Nothing in the records may be dropped or altered when you repeat them.

::::

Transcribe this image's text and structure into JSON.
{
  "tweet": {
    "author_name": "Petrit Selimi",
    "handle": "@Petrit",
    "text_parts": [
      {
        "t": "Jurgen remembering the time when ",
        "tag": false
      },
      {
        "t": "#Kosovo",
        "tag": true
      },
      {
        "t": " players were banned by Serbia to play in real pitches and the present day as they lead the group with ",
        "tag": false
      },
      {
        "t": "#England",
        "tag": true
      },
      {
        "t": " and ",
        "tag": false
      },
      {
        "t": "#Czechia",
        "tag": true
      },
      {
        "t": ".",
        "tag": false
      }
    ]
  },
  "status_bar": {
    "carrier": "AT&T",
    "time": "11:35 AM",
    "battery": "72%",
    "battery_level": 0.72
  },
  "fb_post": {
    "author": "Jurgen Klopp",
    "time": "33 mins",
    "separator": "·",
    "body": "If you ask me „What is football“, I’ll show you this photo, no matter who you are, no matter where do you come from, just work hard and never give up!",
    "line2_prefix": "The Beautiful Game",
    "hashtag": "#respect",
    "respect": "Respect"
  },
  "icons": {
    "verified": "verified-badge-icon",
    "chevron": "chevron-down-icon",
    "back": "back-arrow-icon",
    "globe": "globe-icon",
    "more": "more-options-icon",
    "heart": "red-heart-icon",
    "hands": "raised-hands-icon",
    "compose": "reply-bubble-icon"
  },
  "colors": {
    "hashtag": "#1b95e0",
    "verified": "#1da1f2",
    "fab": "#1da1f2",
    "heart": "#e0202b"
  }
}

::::

▶ [Exercise result]
Transcribe this image's text and structure into JSON.
{
  "tweet": {
    "author_name": "Petrit Selimi",
    "handle": "@Petrit",
    "text_parts": [
      {
        "t": "Jurgen remembering the time when ",
        "tag": false
      },
      {
        "t": "#Kosovo",
        "tag": true
      },
      {
        "t": " players were banned by Serbia to play in real pitches and the present day as they lead the group with ",
        "tag": false
      },
      {
        "t": "#England",
        "tag": true
      },
      {
        "t": " and ",
        "tag": false
      },
      {
        "t": "#Czechia",
        "tag": true
      },
      {
        "t": ".",
        "tag": false
      }
    ]
  },
  "status_bar": {
    "carrier": "AT&T",
    "time": "11:35 AM",
    "battery": "72%",
    "battery_level": 0.72
  },
  "fb_post": {
    "author": "Jurgen Klopp",
    "time": "33 mins",
    "separator": "·",
    "body": "If you ask me „What is football“, I’ll show you this photo, no matter who you are, no matter where do you come from, just work hard and never give up!",
    "line2_prefix": "The Beautiful Game",
    "hashtag": "#respect",
    "respect": "Respect"
  },
  "icons": {
    "verified": "verified-badge-icon",
    "chevron": "chevron-down-icon",
    "back": "back-arrow-icon",
    "globe": "globe-icon",
    "more": "more-options-icon",
    "heart": "red-heart-icon",
    "hands": "raised-hands-icon",
    "compose": "reply-bubble-icon"
  },
  "colors": {
    "hashtag": "#1b95e0",
    "verified": "#1da1f2",
    "fab": "#1da1f2",
    "heart": "#e0202b"
  }
}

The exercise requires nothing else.